reuse

Once a complex NETA definition has been made for a given atom type, it is often useful to be able to reference this type in order to save repeating the same description for a closely-bound atom. The ampersand symbol allows you to do this, and specifies an integer type id to match rather than an element. As an example, consider the following definitions for trifluoroethanol from the OPLS-AA forcefield where the environment for each atom is described in full for each type:

160   CT     C      "-H,-H,-O(-H),-C(-F(n=3))"        "CH2 in trifluoroethanol"
161   CT     C      "-F(n=3),-C(nh=2,-O(-H))"         "CF3 in trifluoroethanol"
162   OH     O      "-H,-C(nh=2,-C(-F(n=3)))"         "OH in trifluoroethanol"
163   HO     H      "-O(-C(nh=2,-C(-F(n=3))))"        "HO in trifluoroethanol"
164   F      F      "-C(-F(n=3),-C(nh=2,-O(-H)))"     "F in trifluoroethanol"
165   HC     H      "-C(nh=2,-O(-H),-C(-F(n=3)))"     "H in trifluoroethanol"

For each atom type, the whole of the trifluoroethanol molecule is described, but each type tends to share a common chunk of NETA definitions with the other types.
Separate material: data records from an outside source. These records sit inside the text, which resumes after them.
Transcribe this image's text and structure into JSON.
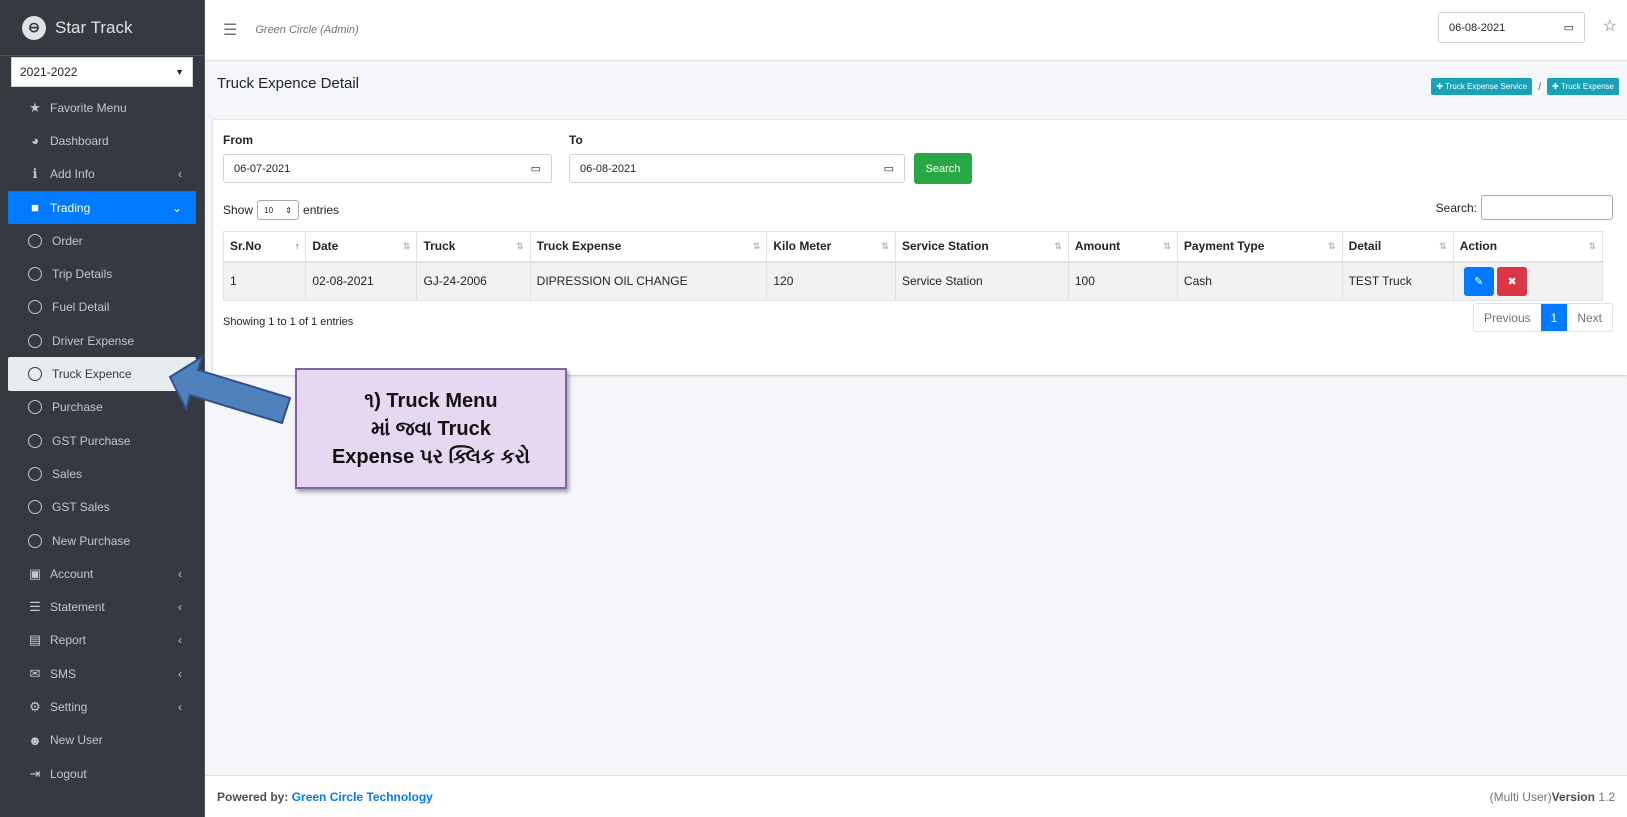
{
  "brand": {
    "name": "Star Track"
  },
  "year_select": {
    "value": "2021-2022"
  },
  "sidebar": {
    "items": [
      {
        "label": "Favorite Menu",
        "icon": "star-icon",
        "glyph": "★"
      },
      {
        "label": "Dashboard",
        "icon": "dashboard-icon",
        "glyph": "◕"
      },
      {
        "label": "Add Info",
        "icon": "info-icon",
        "glyph": "ℹ",
        "arrow": "‹"
      },
      {
        "label": "Trading",
        "icon": "briefcase-icon",
        "glyph": "■",
        "arrow": "⌄"
      },
      {
        "label": "Order",
        "icon": "circle-icon"
      },
      {
        "label": "Trip Details",
        "icon": "circle-icon"
      },
      {
        "label": "Fuel Detail",
        "icon": "circle-icon"
      },
      {
        "label": "Driver Expense",
        "icon": "circle-icon"
      },
      {
        "label": "Truck Expence",
        "icon": "circle-icon"
      },
      {
        "label": "Purchase",
        "icon": "circle-icon"
      },
      {
        "label": "GST Purchase",
        "icon": "circle-icon"
      },
      {
        "label": "Sales",
        "icon": "circle-icon"
      },
      {
        "label": "GST Sales",
        "icon": "circle-icon"
      },
      {
        "label": "New Purchase",
        "icon": "circle-icon"
      },
      {
        "label": "Account",
        "icon": "money-icon",
        "glyph": "▣",
        "arrow": "‹"
      },
      {
        "label": "Statement",
        "icon": "list-icon",
        "glyph": "☰",
        "arrow": "‹"
      },
      {
        "label": "Report",
        "icon": "file-icon",
        "glyph": "▤",
        "arrow": "‹"
      },
      {
        "label": "SMS",
        "icon": "envelope-icon",
        "glyph": "✉",
        "arrow": "‹"
      },
      {
        "label": "Setting",
        "icon": "cogs-icon",
        "glyph": "⚙",
        "arrow": "‹"
      },
      {
        "label": "New User",
        "icon": "user-icon",
        "glyph": "☻"
      },
      {
        "label": "Logout",
        "icon": "logout-icon",
        "glyph": "⇥"
      }
    ]
  },
  "header": {
    "company": "Green Circle (Admin)",
    "date": "06-08-2021"
  },
  "page": {
    "title": "Truck Expence Detail",
    "breadcrumb": [
      "Truck Expense Service",
      "Truck Expense"
    ]
  },
  "filter": {
    "from_label": "From",
    "from_value": "06-07-2021",
    "to_label": "To",
    "to_value": "06-08-2021",
    "search_button": "Search"
  },
  "datatable": {
    "show_label": "Show",
    "entries_value": "10",
    "entries_label": "entries",
    "search_label": "Search:",
    "columns": [
      "Sr.No",
      "Date",
      "Truck",
      "Truck Expense",
      "Kilo Meter",
      "Service Station",
      "Amount",
      "Payment Type",
      "Detail",
      "Action"
    ],
    "rows": [
      [
        "1",
        "02-08-2021",
        "GJ-24-2006",
        "DIPRESSION OIL CHANGE",
        "120",
        "Service Station",
        "100",
        "Cash",
        "TEST Truck"
      ]
    ],
    "info": "Showing 1 to 1 of 1 entries",
    "pagination": {
      "previous": "Previous",
      "current": "1",
      "next": "Next"
    }
  },
  "footer": {
    "powered_label": "Powered by:",
    "powered_link": "Green Circle Technology",
    "version_prefix": "(Multi User)",
    "version_label": "Version",
    "version_number": "1.2"
  },
  "annotation": {
    "text": "૧) Truck Menu\nમાં જવા Truck\nExpense પર ક્લિક કરો"
  },
  "colors": {
    "sidebar": "#343a40",
    "primary": "#007bff",
    "success": "#28a745",
    "info": "#17a2b8",
    "danger": "#dc3545",
    "note_bg": "#e5d8f0",
    "note_border": "#8064a2",
    "arrow": "#4f81bd"
  }
}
As an alternative, then, we can define one or two of the involved types explicitly as above, and then specify the rest of the types relative to this one:

160   CT     C      "-H,-H,-O(-H),-C(-F(n=3))"        "CH2 in trifluoroethanol"
161   CT     C      "-&160"                           "CF3 in trifluoroethanol"
162   OH     O      "-&160"                           "OH in trifluoroethanol"
163   HO     H      "-O(-&160)"                       "HO in trifluoroethanol"
164   F      F      "-C(-&160)"                       "F in trifluoroethanol"
165   HC     H      "-&160"                           "H in trifluoroethanol"

Much neater! Or should that be ‘not much NETA’? Hmmm. Anyway, reusing types in this way is a powerful way to reduce the complexity of type descriptions required for a given molecule or fragment. Typically it is advisable to pick an atom that is fairly central to the molecule and bears a lot of connections, and provide an unambiguous type description.